Launched back in 1999, the SHOUTcast network now includes over 25,000 stations, which attract anywhere between 500,000 and 600,000 listeners daily.
"SHOUTcast has done fine growing organically, but we felt it could do even better with a dedicated team to improve its features," said Lisa Namerow, general manager of SHOUTcast and head of AOL Radio.
AOL plans to relaunch the network next week with an updated search functionality, improved product quality, and new user feedback options, as well increased monetization possibilities for advertisers. According to Namerow, the relaunch of SHOUTcast is the first step in a broader effort to improve its broadcaster tools and APIs for developers to create more compelling applications.
New features include a search toolbar, Facebook application, SHOUTcast blog, new skins available in a variety of colors, as well as a new widget that can be integrated across several social networking groups including Bebo. In addition, the new SHOUTcast will include a high-visibility content area to provide quick access to various features and sections of the site.
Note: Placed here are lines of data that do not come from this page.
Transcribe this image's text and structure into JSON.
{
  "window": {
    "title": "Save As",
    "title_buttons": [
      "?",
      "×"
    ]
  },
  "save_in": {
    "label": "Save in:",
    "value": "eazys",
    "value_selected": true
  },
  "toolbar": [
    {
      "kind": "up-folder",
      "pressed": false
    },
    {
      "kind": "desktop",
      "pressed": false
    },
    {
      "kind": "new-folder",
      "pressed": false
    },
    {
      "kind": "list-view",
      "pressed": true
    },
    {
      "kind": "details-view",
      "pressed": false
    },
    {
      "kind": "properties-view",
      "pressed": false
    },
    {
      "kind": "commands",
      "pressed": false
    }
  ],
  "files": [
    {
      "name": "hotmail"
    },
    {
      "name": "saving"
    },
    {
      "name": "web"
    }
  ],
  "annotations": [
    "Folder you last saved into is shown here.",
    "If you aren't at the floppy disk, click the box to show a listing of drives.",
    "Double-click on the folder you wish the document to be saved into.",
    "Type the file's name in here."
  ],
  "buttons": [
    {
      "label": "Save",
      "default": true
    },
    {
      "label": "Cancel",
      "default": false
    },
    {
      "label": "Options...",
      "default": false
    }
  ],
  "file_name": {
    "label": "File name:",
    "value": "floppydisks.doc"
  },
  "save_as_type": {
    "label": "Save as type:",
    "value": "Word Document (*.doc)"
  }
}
In the area of monetization, features including a new toolbar, Quigo ads, and 200x250 ads, according to Namerow. "Our existing advertisers will be taking advantage of the new monetization features we'll be launching," she said.
The new SHOUTcast will be widely accessible and integrated with its sister product Winamp and its global directory of radio stations available on the web, through media players including iTunes and Windows Media Player, mobile media browser-Kinoma Play, on set-top boxes, and devices including Sony Mylo, Sony PSP and Chumby.
U.S. consumers are indeed listening to more online radio, according to a recent survey of over 1,000 adults from American Media Services. A full 33% of respondents said they had listened to Web radio at least once before, and 53% of this group--about 17.5% of the total survey group--reported having tuned in at some point during the previous month.
A separate study by Arbitron Edison Research found that 13% of Americans over the age of 12 had listened to online radio in the last week, up from 11% this time last year.
Additionally, the AMS survey found that 61% of respondents said they listen to the radio -- either traditional or online -- daily. Along the same lines, Arbitron recently found that AM/FM radio reaches about 94% of the American adult population on a weekly basis.
Internet radio proved to be more popular among younger Internet users, with roughly 45% of 18- to 24-year-olds saying they had listened to radio online at least once before. That figure falls to around 40% for 25- to 49-year-olds, and just 6.6% for adults over age 65. Across all age groups, the most popular method for listening was via a home computer (83%) followed by a work computer (43%). Some 38% used a mobile device, and a remarkable 22% were able to access Internet radio in their cars.